This observation – that the world may not be about to end – is corroborated by the monthly chart of the US Dollar below:
Note the non-confirmation of the PMO oscillator and the price chart: Higher lows on the PMO and lower lows on the price chart. The oscillator normally points the “true” direction.
Whilst the dollar may or may not rise from here, it seems as if the dollar is looking to bottom around this level.
In turn, the ultimate reason for this may be that US interest rates seem to have bottomed – as can be seen from the series of rising bottoms in the oscillator section of the monthly chart below of the 30 year bond yield.
Note how the current yield is giving an uptick in the PMO in the right hand chart. This is very subtle, and the implication is more reasonable that the yield has bottomed rather than that it will rise further in the future.
The charts are telling their story. Whilst the US markets are probably in a bear market, the “panic” is starting to recede. The oil price and the gold price are pulling back. The oil price is pulling back relative to the gold price whilst the gold price is pulling back relative to commodities in general. Order is returning to the markets. The US Dollar looks like it is bottoming for the time being – as is the long dated bond yield.

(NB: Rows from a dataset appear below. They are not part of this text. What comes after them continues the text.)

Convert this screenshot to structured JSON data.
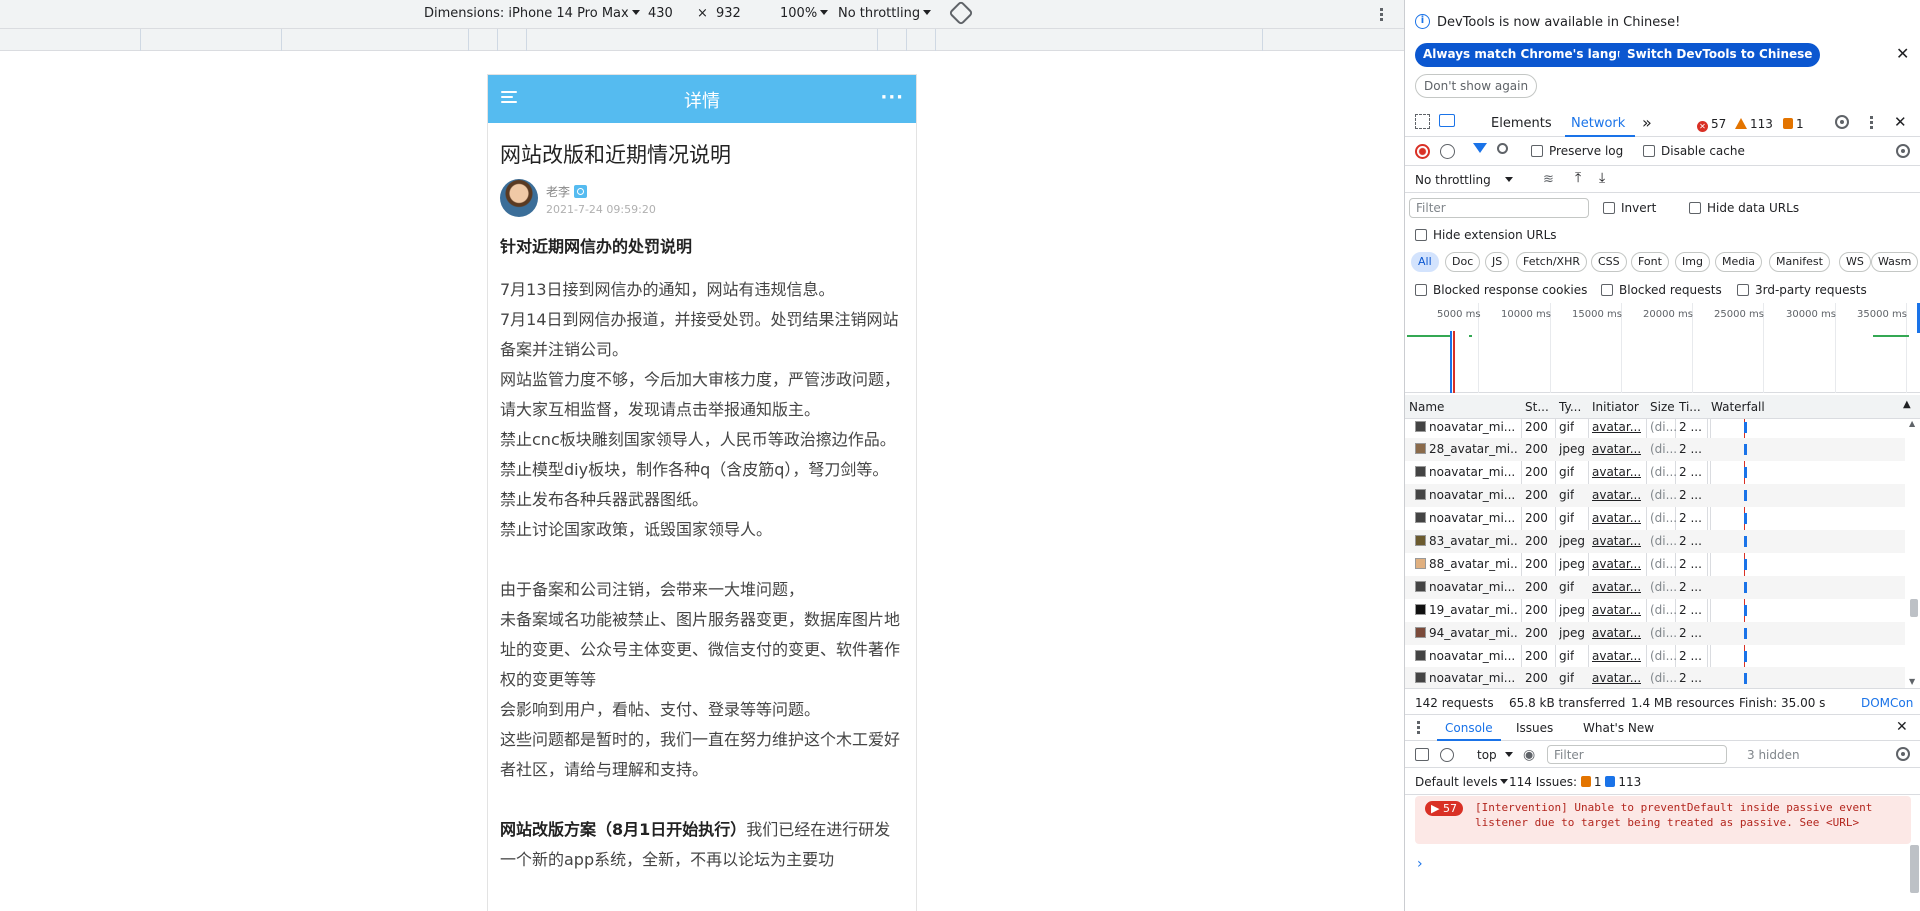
{
  "device_toolbar": {
    "dimensions": "Dimensions: iPhone 14 Pro Max",
    "width": "430",
    "times": "×",
    "height": "932",
    "zoom": "100%",
    "throttling": "No throttling"
  },
  "mobile": {
    "header_title": "详情",
    "more": "···",
    "article_title": "网站改版和近期情况说明",
    "author": "老李",
    "time": "2021-7-24 09:59:20",
    "heading1": "针对近期网信办的处罚说明",
    "p1": [
      "7月13日接到网信办的通知，网站有违规信息。",
      "7月14日到网信办报道，并接受处罚。处罚结果注销网站备案并注销公司。",
      "网站监管力度不够，今后加大审核力度，严管涉政问题，请大家互相监督，发现请点击举报通知版主。",
      "禁止cnc板块雕刻国家领导人，人民币等政治擦边作品。",
      "禁止模型diy板块，制作各种q（含皮筋q），弩刀剑等。禁止发布各种兵器武器图纸。",
      "禁止讨论国家政策，诋毁国家领导人。"
    ],
    "p2": [
      "由于备案和公司注销，会带来一大堆问题，",
      "未备案域名功能被禁止、图片服务器变更，数据库图片地址的变更、公众号主体变更、微信支付的变更、软件著作权的变更等等",
      "会影响到用户，看帖、支付、登录等等问题。",
      "这些问题都是暂时的，我们一直在努力维护这个木工爱好者社区，请给与理解和支持。"
    ],
    "heading2": "网站改版方案（8月1日开始执行）",
    "p3": "我们已经在进行研发一个新的app系统，全新，不再以论坛为主要功"
  },
  "devtools": {
    "info": {
      "message": "DevTools is now available in Chinese!",
      "btn_match": "Always match Chrome's language",
      "btn_switch": "Switch DevTools to Chinese",
      "btn_dont_show": "Don't show again"
    },
    "tabs": {
      "elements": "Elements",
      "network": "Network",
      "more": "»",
      "errors": "57",
      "warnings": "113",
      "issues": "1"
    },
    "network_toolbar": {
      "preserve_log": "Preserve log",
      "disable_cache": "Disable cache",
      "throttling": "No throttling"
    },
    "filter": {
      "placeholder": "Filter",
      "invert": "Invert",
      "hide_data_urls": "Hide data URLs",
      "hide_extension_urls": "Hide extension URLs"
    },
    "types": [
      "All",
      "Doc",
      "JS",
      "Fetch/XHR",
      "CSS",
      "Font",
      "Img",
      "Media",
      "Manifest",
      "WS",
      "Wasm"
    ],
    "blocked": {
      "cookies": "Blocked response cookies",
      "requests": "Blocked requests",
      "third_party": "3rd-party requests"
    },
    "overview_labels": [
      "5000 ms",
      "10000 ms",
      "15000 ms",
      "20000 ms",
      "25000 ms",
      "30000 ms",
      "35000 ms"
    ],
    "columns": {
      "name": "Name",
      "status": "St...",
      "type": "Ty...",
      "initiator": "Initiator",
      "size": "Size",
      "time": "Ti...",
      "waterfall": "Waterfall"
    },
    "rows": [
      {
        "name": "noavatar_mi...",
        "status": "200",
        "type": "gif",
        "initiator": "avatar...",
        "size": "(di...",
        "time": "2 ..."
      },
      {
        "name": "28_avatar_mi...",
        "status": "200",
        "type": "jpeg",
        "initiator": "avatar...",
        "size": "(di...",
        "time": "2 ..."
      },
      {
        "name": "noavatar_mi...",
        "status": "200",
        "type": "gif",
        "initiator": "avatar...",
        "size": "(di...",
        "time": "2 ..."
      },
      {
        "name": "noavatar_mi...",
        "status": "200",
        "type": "gif",
        "initiator": "avatar...",
        "size": "(di...",
        "time": "2 ..."
      },
      {
        "name": "noavatar_mi...",
        "status": "200",
        "type": "gif",
        "initiator": "avatar...",
        "size": "(di...",
        "time": "2 ..."
      },
      {
        "name": "83_avatar_mi...",
        "status": "200",
        "type": "jpeg",
        "initiator": "avatar...",
        "size": "(di...",
        "time": "2 ..."
      },
      {
        "name": "88_avatar_mi...",
        "status": "200",
        "type": "jpeg",
        "initiator": "avatar...",
        "size": "(di...",
        "time": "2 ..."
      },
      {
        "name": "noavatar_mi...",
        "status": "200",
        "type": "gif",
        "initiator": "avatar...",
        "size": "(di...",
        "time": "2 ..."
      },
      {
        "name": "19_avatar_mi...",
        "status": "200",
        "type": "jpeg",
        "initiator": "avatar...",
        "size": "(di...",
        "time": "2 ..."
      },
      {
        "name": "94_avatar_mi...",
        "status": "200",
        "type": "jpeg",
        "initiator": "avatar...",
        "size": "(di...",
        "time": "2 ..."
      },
      {
        "name": "noavatar_mi...",
        "status": "200",
        "type": "gif",
        "initiator": "avatar...",
        "size": "(di...",
        "time": "2 ..."
      },
      {
        "name": "noavatar_mi...",
        "status": "200",
        "type": "gif",
        "initiator": "avatar...",
        "size": "(di...",
        "time": "2 ..."
      }
    ],
    "summary": {
      "requests": "142 requests",
      "transferred": "65.8 kB transferred",
      "resources": "1.4 MB resources",
      "finish": "Finish: 35.00 s",
      "domcon": "DOMCon"
    },
    "drawer": {
      "console_tab": "Console",
      "issues_tab": "Issues",
      "whats_new_tab": "What's New",
      "context": "top",
      "filter_placeholder": "Filter",
      "hidden": "3 hidden",
      "default_levels": "Default levels",
      "issues_label": "114 Issues:",
      "issues_warn": "1",
      "issues_info": "113",
      "msg_count": "57",
      "message": "[Intervention] Unable to preventDefault inside passive event listener due to target being treated as passive. See <URL>",
      "prompt": "›"
    }
  },
  "colors": {
    "header_blue": "#55bbf0",
    "devtools_blue": "#1a73e8",
    "error_red": "#d93025"
  }
}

On balance, the current picture looks more likely to be one of long term consolidation than of markets unravelling.
Why? How could it be that with all the bad news out there, the markets seem to be softening but not collapsing?

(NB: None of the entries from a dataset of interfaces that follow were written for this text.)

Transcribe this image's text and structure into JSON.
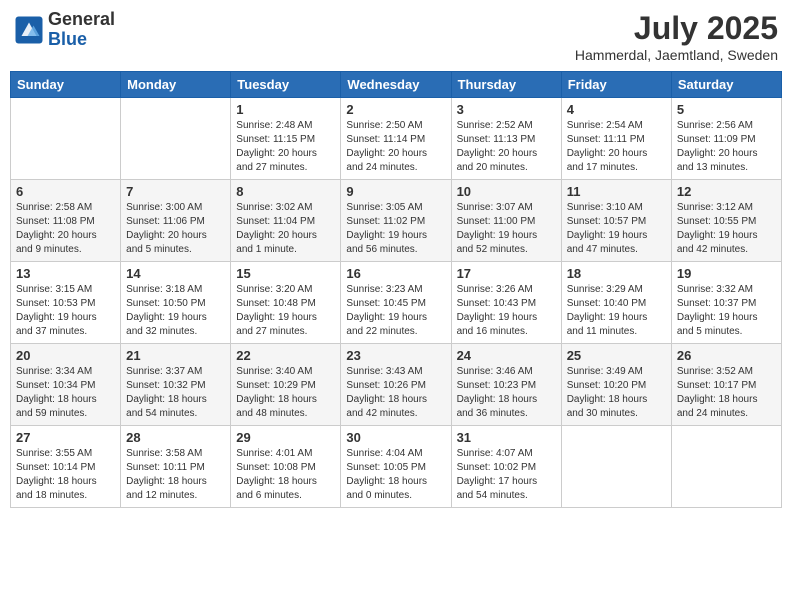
{
  "header": {
    "logo_general": "General",
    "logo_blue": "Blue",
    "month_title": "July 2025",
    "location": "Hammerdal, Jaemtland, Sweden"
  },
  "weekdays": [
    "Sunday",
    "Monday",
    "Tuesday",
    "Wednesday",
    "Thursday",
    "Friday",
    "Saturday"
  ],
  "weeks": [
    [
      {
        "day": "",
        "info": ""
      },
      {
        "day": "",
        "info": ""
      },
      {
        "day": "1",
        "info": "Sunrise: 2:48 AM\nSunset: 11:15 PM\nDaylight: 20 hours\nand 27 minutes."
      },
      {
        "day": "2",
        "info": "Sunrise: 2:50 AM\nSunset: 11:14 PM\nDaylight: 20 hours\nand 24 minutes."
      },
      {
        "day": "3",
        "info": "Sunrise: 2:52 AM\nSunset: 11:13 PM\nDaylight: 20 hours\nand 20 minutes."
      },
      {
        "day": "4",
        "info": "Sunrise: 2:54 AM\nSunset: 11:11 PM\nDaylight: 20 hours\nand 17 minutes."
      },
      {
        "day": "5",
        "info": "Sunrise: 2:56 AM\nSunset: 11:09 PM\nDaylight: 20 hours\nand 13 minutes."
      }
    ],
    [
      {
        "day": "6",
        "info": "Sunrise: 2:58 AM\nSunset: 11:08 PM\nDaylight: 20 hours\nand 9 minutes."
      },
      {
        "day": "7",
        "info": "Sunrise: 3:00 AM\nSunset: 11:06 PM\nDaylight: 20 hours\nand 5 minutes."
      },
      {
        "day": "8",
        "info": "Sunrise: 3:02 AM\nSunset: 11:04 PM\nDaylight: 20 hours\nand 1 minute."
      },
      {
        "day": "9",
        "info": "Sunrise: 3:05 AM\nSunset: 11:02 PM\nDaylight: 19 hours\nand 56 minutes."
      },
      {
        "day": "10",
        "info": "Sunrise: 3:07 AM\nSunset: 11:00 PM\nDaylight: 19 hours\nand 52 minutes."
      },
      {
        "day": "11",
        "info": "Sunrise: 3:10 AM\nSunset: 10:57 PM\nDaylight: 19 hours\nand 47 minutes."
      },
      {
        "day": "12",
        "info": "Sunrise: 3:12 AM\nSunset: 10:55 PM\nDaylight: 19 hours\nand 42 minutes."
      }
    ],
    [
      {
        "day": "13",
        "info": "Sunrise: 3:15 AM\nSunset: 10:53 PM\nDaylight: 19 hours\nand 37 minutes."
      },
      {
        "day": "14",
        "info": "Sunrise: 3:18 AM\nSunset: 10:50 PM\nDaylight: 19 hours\nand 32 minutes."
      },
      {
        "day": "15",
        "info": "Sunrise: 3:20 AM\nSunset: 10:48 PM\nDaylight: 19 hours\nand 27 minutes."
      },
      {
        "day": "16",
        "info": "Sunrise: 3:23 AM\nSunset: 10:45 PM\nDaylight: 19 hours\nand 22 minutes."
      },
      {
        "day": "17",
        "info": "Sunrise: 3:26 AM\nSunset: 10:43 PM\nDaylight: 19 hours\nand 16 minutes."
      },
      {
        "day": "18",
        "info": "Sunrise: 3:29 AM\nSunset: 10:40 PM\nDaylight: 19 hours\nand 11 minutes."
      },
      {
        "day": "19",
        "info": "Sunrise: 3:32 AM\nSunset: 10:37 PM\nDaylight: 19 hours\nand 5 minutes."
      }
    ],
    [
      {
        "day": "20",
        "info": "Sunrise: 3:34 AM\nSunset: 10:34 PM\nDaylight: 18 hours\nand 59 minutes."
      },
      {
        "day": "21",
        "info": "Sunrise: 3:37 AM\nSunset: 10:32 PM\nDaylight: 18 hours\nand 54 minutes."
      },
      {
        "day": "22",
        "info": "Sunrise: 3:40 AM\nSunset: 10:29 PM\nDaylight: 18 hours\nand 48 minutes."
      },
      {
        "day": "23",
        "info": "Sunrise: 3:43 AM\nSunset: 10:26 PM\nDaylight: 18 hours\nand 42 minutes."
      },
      {
        "day": "24",
        "info": "Sunrise: 3:46 AM\nSunset: 10:23 PM\nDaylight: 18 hours\nand 36 minutes."
      },
      {
        "day": "25",
        "info": "Sunrise: 3:49 AM\nSunset: 10:20 PM\nDaylight: 18 hours\nand 30 minutes."
      },
      {
        "day": "26",
        "info": "Sunrise: 3:52 AM\nSunset: 10:17 PM\nDaylight: 18 hours\nand 24 minutes."
      }
    ],
    [
      {
        "day": "27",
        "info": "Sunrise: 3:55 AM\nSunset: 10:14 PM\nDaylight: 18 hours\nand 18 minutes."
      },
      {
        "day": "28",
        "info": "Sunrise: 3:58 AM\nSunset: 10:11 PM\nDaylight: 18 hours\nand 12 minutes."
      },
      {
        "day": "29",
        "info": "Sunrise: 4:01 AM\nSunset: 10:08 PM\nDaylight: 18 hours\nand 6 minutes."
      },
      {
        "day": "30",
        "info": "Sunrise: 4:04 AM\nSunset: 10:05 PM\nDaylight: 18 hours\nand 0 minutes."
      },
      {
        "day": "31",
        "info": "Sunrise: 4:07 AM\nSunset: 10:02 PM\nDaylight: 17 hours\nand 54 minutes."
      },
      {
        "day": "",
        "info": ""
      },
      {
        "day": "",
        "info": ""
      }
    ]
  ]
}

The answer may have more to do with the collective state of mind than with economic conditions.
Those who are aware of the fact that I have recently published a factional novel entitled Beyond Neanderthal, will also be aware that I am absolutely convinced that Carbon Dioxide has not been the cause of Global Warming; and that there are several alternative energy technologies which can be used to replace oil in particular. (You can order a copy at www.beyondneanderthal.com )
What I have noticed in the past couple of weeks is that climate experts are starting to come out of the woodwork who are now openly agreeing with the view that raised CO2 levels have not caused global warming. The latest was Dr. Roy Spencer, an Atmospheric Scientist, formerly of NASA who gave evidence before a US Senate Committee hearing on July 22nd . (See http://epw.senate.gov/public/index.cfm?FuseAction=Minority.PressReleases&ContentRecord_id=4b486f26-802a-23ad-4b32-f7ef47ce6468 )

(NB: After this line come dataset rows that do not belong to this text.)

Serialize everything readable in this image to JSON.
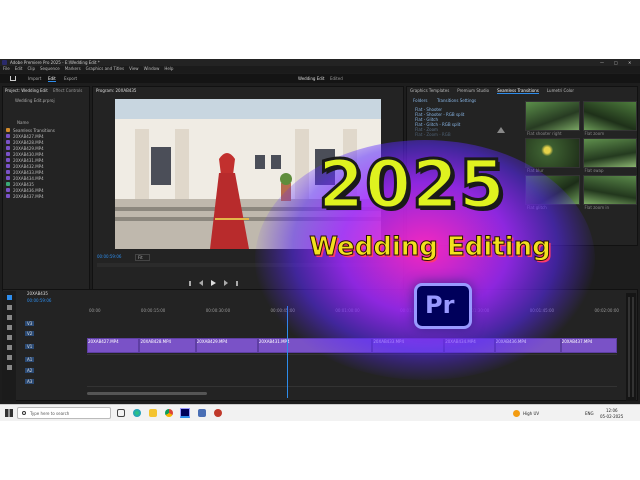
{
  "window": {
    "title": "Adobe Premiere Pro 2025 - E:\\Wedding Edit *",
    "controls": [
      "—",
      "□",
      "✕"
    ]
  },
  "menu": [
    "File",
    "Edit",
    "Clip",
    "Sequence",
    "Markers",
    "Graphics and Titles",
    "View",
    "Window",
    "Help"
  ],
  "nav": {
    "home_icon": "home-icon",
    "tabs": [
      "Import",
      "Edit",
      "Export"
    ],
    "active_tab": "Edit",
    "project_name": "Wedding Edit",
    "project_state": "Edited"
  },
  "project_panel": {
    "tabs": [
      "Project: Wedding Edit",
      "Effect Controls"
    ],
    "file_name": "Wedding Edit.prproj",
    "column_header": "Name",
    "items": [
      {
        "name": "Seamless Transitions",
        "color": "#d08a2c",
        "kind": "folder"
      },
      {
        "name": "20XAB427.MP4",
        "color": "#7a52c7"
      },
      {
        "name": "20XAB428.MP4",
        "color": "#7a52c7"
      },
      {
        "name": "20XAB429.MP4",
        "color": "#7a52c7"
      },
      {
        "name": "20XAB430.MP4",
        "color": "#7a52c7"
      },
      {
        "name": "20XAB431.MP4",
        "color": "#7a52c7"
      },
      {
        "name": "20XAB432.MP4",
        "color": "#7a52c7"
      },
      {
        "name": "20XAB433.MP4",
        "color": "#7a52c7"
      },
      {
        "name": "20XAB434.MP4",
        "color": "#7a52c7"
      },
      {
        "name": "20XAB435",
        "color": "#3aa876"
      },
      {
        "name": "20XAB436.MP4",
        "color": "#7a52c7"
      },
      {
        "name": "20XAB437.MP4",
        "color": "#7a52c7"
      }
    ]
  },
  "program_monitor": {
    "tab": "Program: 20XAB435",
    "timecode": "00:00:59:06",
    "fit": "Fit"
  },
  "graphics_panel": {
    "tabs": [
      "Graphics Templates",
      "Premium Studio",
      "Seamless Transitions",
      "Lumetri Color"
    ],
    "active_tab": "Seamless Transitions",
    "subtabs": [
      "Folders",
      "Transitions Settings"
    ],
    "folders": [
      "Flat - Shooter",
      "Flat - Shooter - RGB split",
      "Flat - Glitch",
      "Flat - Glitch - RGB split",
      "Flat - Zoom",
      "Flat - Zoom - RGB"
    ],
    "thumbs": [
      "Flat shooter right",
      "Flat zoom",
      "Flat blur",
      "Flat swap",
      "Flat glitch",
      "Flat zoom in",
      "Flat zoom out",
      "Flat rotate",
      "Flat warp right"
    ]
  },
  "timeline": {
    "sequence": "20XAB435",
    "timecode": "00:00:59:06",
    "ruler": [
      "00:00",
      "00:00:15:00",
      "00:00:30:00",
      "00:00:45:00",
      "00:01:00:00",
      "00:01:15:00",
      "00:01:30:00",
      "00:01:45:00",
      "00:02:00:00"
    ],
    "video_tracks": [
      "V3",
      "V2",
      "V1"
    ],
    "audio_tracks": [
      "A1",
      "A2",
      "A3"
    ],
    "clips": [
      "20XAB427.MP4",
      "20XAB428.MP4",
      "20XAB429.MP4",
      "20XAB431.MP4",
      "20XAB433.MP4",
      "20XAB434.MP4",
      "20XAB436.MP4",
      "20XAB437.MP4"
    ]
  },
  "overlay": {
    "year": "2025",
    "subtitle": "Wedding Editing",
    "logo_text": "Pr"
  },
  "taskbar": {
    "search_placeholder": "Type here to search",
    "weather": "High UV",
    "lang": "ENG",
    "time": "12:06",
    "date": "05-02-2025"
  },
  "colors": {
    "accent_yellow": "#dff21f",
    "premiere_purple": "#9999ff",
    "premiere_bg": "#00005b",
    "clip_purple": "#7a52c7",
    "playhead_blue": "#2d8ceb"
  }
}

One implication of this is that we can now start rolling up our sleeves to appropriately address the issues of climate change and peak oil and a couple of other thorny problems which were being held at arms length whilst the politicians ran with the IPCC’s initial findings and confused the hell out of most people.
The evidence suggests that a wave of “sanity” is once again washing across the face of the planet. Yes, we are in for some tough times ahead as the excesses of the past few decades are unwound – but, right now (and this could change) it appears that we are moving to address and manage our problems.
So where should one be invested?
Personally, I like gold as a long term investment – for reasons outlined in detail in Beyond Neanderthal. I’m also of the view that some money in strategically targeted investments like health care services makes sense in an environment where the ratio of health care expenditure to GDP is trending towards 25% in the USA. It also seems appropriate to switch from real estate to cash for the time being because the return on cash is greater than the rental return on real estate. I think we may be heading for a credit crunch and I can’t see capital gains in real estate for the foreseeable future. It’s going to be tough navigating the next few years, but (for the moment) it seems manageable. It all depends on what our sun is going to do. Therein lies the rub. If our sun starts to quieten down, then we will have to start worrying about global cooling – and that’s a whole different ball of wax.